WHAT THIS TASK INVOLVES: Copy every line in the listing that contains "河南省中小学数字教材服务平台".

*** DATA TO EXAMINE

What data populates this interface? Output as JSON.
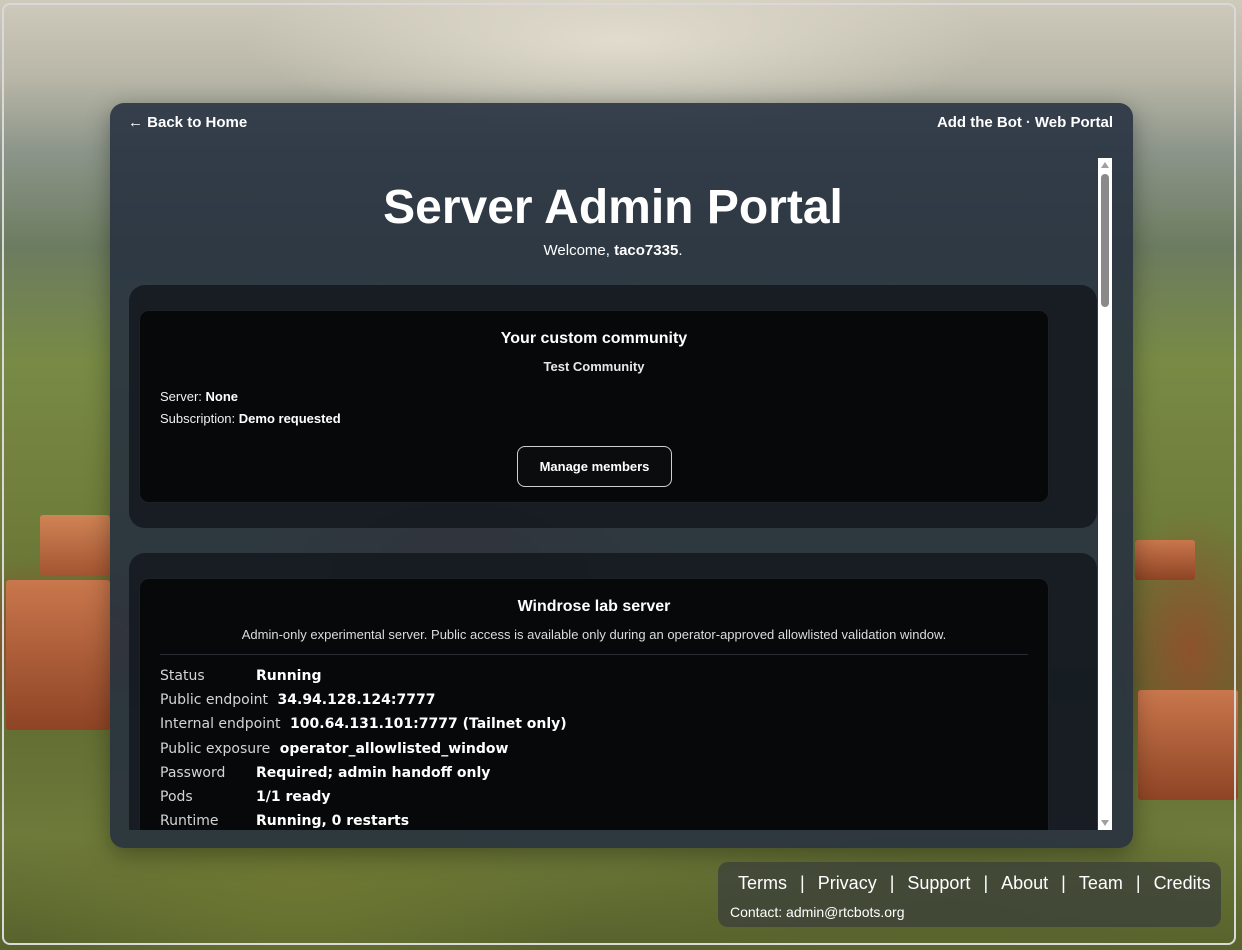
{
  "nav": {
    "back": "← Back to Home",
    "add_bot": "Add the Bot",
    "separator": "·",
    "web_portal": "Web Portal"
  },
  "header": {
    "title": "Server Admin Portal",
    "welcome_prefix": "Welcome, ",
    "username": "taco7335",
    "welcome_suffix": "."
  },
  "community_card": {
    "title": "Your custom community",
    "name": "Test Community",
    "server_label": "Server:",
    "server_value": "None",
    "subscription_label": "Subscription:",
    "subscription_value": "Demo requested",
    "manage_button": "Manage members"
  },
  "server_card": {
    "title": "Windrose lab server",
    "description": "Admin-only experimental server. Public access is available only during an operator-approved allowlisted validation window.",
    "rows": [
      {
        "label": "Status",
        "value": "Running"
      },
      {
        "label": "Public endpoint",
        "value": "34.94.128.124:7777"
      },
      {
        "label": "Internal endpoint",
        "value": "100.64.131.101:7777 (Tailnet only)"
      },
      {
        "label": "Public exposure",
        "value": "operator_allowlisted_window"
      },
      {
        "label": "Password",
        "value": "Required; admin handoff only"
      },
      {
        "label": "Pods",
        "value": "1/1 ready"
      },
      {
        "label": "Runtime",
        "value": "Running, 0 restarts"
      }
    ]
  },
  "footer": {
    "links": [
      "Terms",
      "Privacy",
      "Support",
      "About",
      "Team",
      "Credits"
    ],
    "divider": "|",
    "contact": "Contact: admin@rtcbots.org"
  }
}
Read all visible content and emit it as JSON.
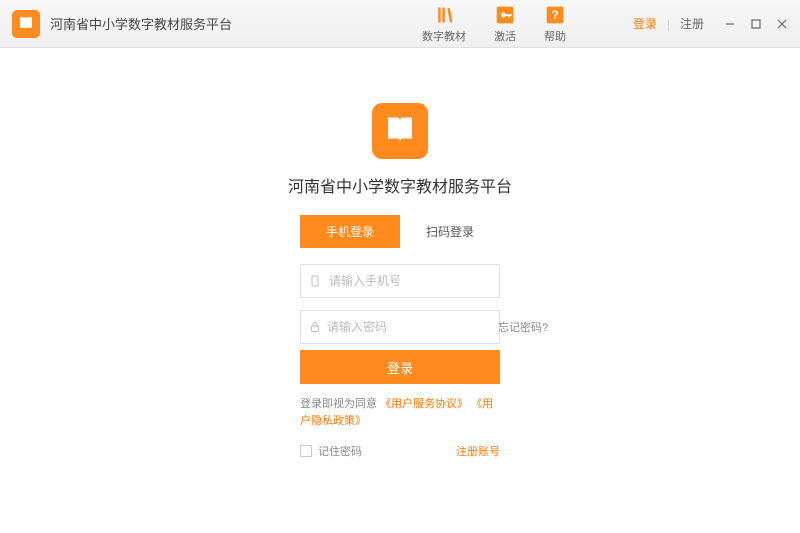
{
  "header": {
    "app_title": "河南省中小学数字教材服务平台",
    "nav": {
      "textbook": "数字教材",
      "activate": "激活",
      "help": "帮助"
    },
    "login_link": "登录",
    "register_link": "注册"
  },
  "login_panel": {
    "title": "河南省中小学数字教材服务平台",
    "tabs": {
      "phone": "手机登录",
      "qr": "扫码登录"
    },
    "phone_placeholder": "请输入手机号",
    "password_placeholder": "请输入密码",
    "forgot": "忘记密码?",
    "submit": "登录",
    "agreement": {
      "prefix": "登录即视为同意",
      "terms": "《用户服务协议》",
      "privacy": "《用户隐私政策》"
    },
    "remember": "记住密码",
    "register": "注册账号"
  }
}
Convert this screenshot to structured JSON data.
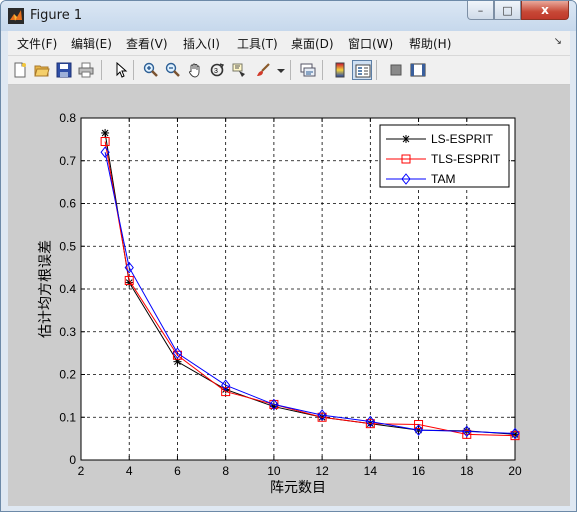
{
  "window": {
    "title": "Figure 1",
    "minimize": "–",
    "maximize": "□",
    "close": "x"
  },
  "menu": [
    "文件(F)",
    "编辑(E)",
    "查看(V)",
    "插入(I)",
    "工具(T)",
    "桌面(D)",
    "窗口(W)",
    "帮助(H)"
  ],
  "menu_arrow": "↘",
  "toolbar": [
    "new-figure",
    "open-file",
    "save",
    "print",
    "pointer",
    "zoom-in",
    "zoom-out",
    "pan",
    "rotate-3d",
    "data-cursor",
    "brush",
    "brush-dropdown",
    "link-plot",
    "insert-colorbar",
    "insert-legend",
    "hide-plot-tools",
    "show-plot-tools"
  ],
  "colors": {
    "ls": "#000000",
    "tls": "#ff0000",
    "tam": "#0000ff",
    "figure_bg": "#cccccc"
  },
  "chart_data": {
    "type": "line",
    "title": "",
    "xlabel": "阵元数目",
    "ylabel": "估计均方根误差",
    "xlim": [
      2,
      20
    ],
    "ylim": [
      0,
      0.8
    ],
    "x_ticks": [
      2,
      4,
      6,
      8,
      10,
      12,
      14,
      16,
      18,
      20
    ],
    "y_ticks": [
      0,
      0.1,
      0.2,
      0.3,
      0.4,
      0.5,
      0.6,
      0.7,
      0.8
    ],
    "x_tick_labels": [
      "2",
      "4",
      "6",
      "8",
      "10",
      "12",
      "14",
      "16",
      "18",
      "20"
    ],
    "y_tick_labels": [
      "0",
      "0.1",
      "0.2",
      "0.3",
      "0.4",
      "0.5",
      "0.6",
      "0.7",
      "0.8"
    ],
    "grid": true,
    "legend_position": "top-right",
    "x": [
      3,
      4,
      6,
      8,
      10,
      12,
      14,
      16,
      18,
      20
    ],
    "series": [
      {
        "name": "LS-ESPRIT",
        "marker": "star",
        "color": "#000000",
        "values": [
          0.765,
          0.415,
          0.23,
          0.165,
          0.125,
          0.1,
          0.085,
          0.07,
          0.068,
          0.06
        ]
      },
      {
        "name": "TLS-ESPRIT",
        "marker": "square",
        "color": "#ff0000",
        "values": [
          0.745,
          0.42,
          0.245,
          0.16,
          0.13,
          0.1,
          0.085,
          0.083,
          0.06,
          0.057
        ]
      },
      {
        "name": "TAM",
        "marker": "diamond",
        "color": "#0000ff",
        "values": [
          0.72,
          0.45,
          0.25,
          0.175,
          0.13,
          0.105,
          0.09,
          0.07,
          0.067,
          0.062
        ]
      }
    ]
  }
}
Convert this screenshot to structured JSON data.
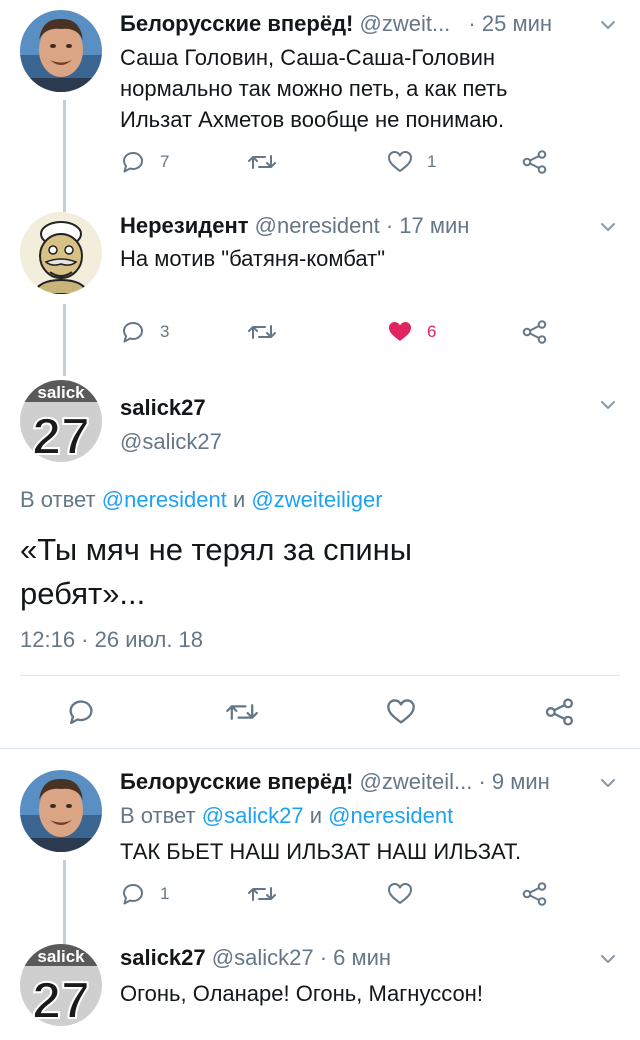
{
  "tweets": [
    {
      "author_name": "Белорусские вперёд!",
      "handle": "@zweit...",
      "time": "· 25 мин",
      "text_lines": [
        "Саша Головин, Саша-Саша-Головин",
        "нормально так можно петь, а как петь",
        "Ильзат Ахметов вообще не понимаю."
      ],
      "replies": "7",
      "likes": "1"
    },
    {
      "author_name": "Нерезидент",
      "handle": "@neresident",
      "time": "· 17 мин",
      "text_lines": [
        "На мотив \"батяня-комбат\""
      ],
      "replies": "3",
      "likes": "6",
      "liked": true
    }
  ],
  "focused_tweet": {
    "author_name": "salick27",
    "handle": "@salick27",
    "reply_prefix": "В ответ",
    "reply_user_1": "@neresident",
    "reply_and": "и",
    "reply_user_2": "@zweiteiliger",
    "text_lines": [
      "«Ты мяч не терял за спины",
      "ребят»..."
    ],
    "timestamp": "12:16 · 26 июл. 18"
  },
  "replies": [
    {
      "author_name": "Белорусские вперёд!",
      "handle": "@zweiteil...",
      "time": "· 9 мин",
      "reply_prefix": "В ответ",
      "reply_user_1": "@salick27",
      "reply_and": "и",
      "reply_user_2": "@neresident",
      "text": "ТАК БЬЕТ НАШ ИЛЬЗАТ НАШ ИЛЬЗАТ.",
      "replies": "1"
    },
    {
      "author_name": "salick27",
      "handle": "@salick27",
      "time": "· 6 мин",
      "text": "Огонь, Оланаре! Огонь, Магнуссон!"
    }
  ],
  "avatar_text": {
    "label_top": "salick",
    "label_number": "27"
  },
  "colors": {
    "text": "#14171a",
    "muted": "#657786",
    "link": "#1da1f2",
    "like": "#e0245e",
    "thread_line": "#c4cfd6",
    "divider": "#e1e8ed"
  },
  "icons": [
    "reply-icon",
    "retweet-icon",
    "like-icon",
    "share-icon",
    "chevron-down-icon"
  ]
}
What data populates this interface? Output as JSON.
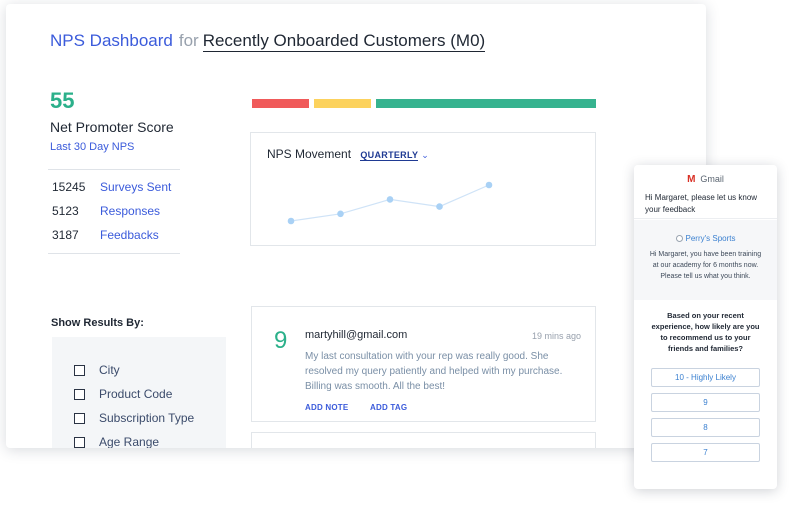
{
  "header": {
    "title": "NPS Dashboard",
    "for_word": "for",
    "segment": "Recently Onboarded Customers (M0)"
  },
  "score": {
    "value": "55",
    "label": "Net Promoter Score",
    "sub": "Last 30 Day NPS"
  },
  "stats": [
    {
      "value": "15245",
      "label": "Surveys Sent"
    },
    {
      "value": "5123",
      "label": "Responses"
    },
    {
      "value": "3187",
      "label": "Feedbacks"
    }
  ],
  "distribution_bar": [
    {
      "name": "detractors",
      "color": "#f05a5a",
      "fraction": 0.17
    },
    {
      "name": "passives",
      "color": "#fcd25d",
      "fraction": 0.17
    },
    {
      "name": "promoters",
      "color": "#36b38f",
      "fraction": 0.66
    }
  ],
  "movement": {
    "title": "NPS Movement",
    "period": "QUARTERLY",
    "chart_data": {
      "type": "line",
      "values": [
        1,
        2,
        4,
        3,
        6
      ],
      "color": "#a9d1f5",
      "grid": false
    }
  },
  "filters": {
    "title": "Show Results By:",
    "items": [
      "City",
      "Product Code",
      "Subscription Type",
      "Age Range"
    ]
  },
  "feedback": {
    "score": "9",
    "email": "martyhill@gmail.com",
    "time": "19 mins ago",
    "text": "My last consultation with your rep was really good. She resolved my query patiently and helped with my purchase. Billing was smooth. All the best!",
    "add_note": "ADD NOTE",
    "add_tag": "ADD TAG"
  },
  "email_preview": {
    "app": "Gmail",
    "logo": "M",
    "greeting": "Hi Margaret, please let us know your feedback",
    "store": "Perry's Sports",
    "message": "Hi Margaret, you have been training at our academy for 6 months now. Please tell us what you think.",
    "question": "Based on your recent experience, how likely are you to recommend us to your friends and families?",
    "options": [
      "10 - Highly Likely",
      "9",
      "8",
      "7"
    ]
  }
}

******

WRITTEN REPLY:
    "app_title": "河南省中小学数字教材服务平台",
    "title": "河南省中小学数字教材服务平台",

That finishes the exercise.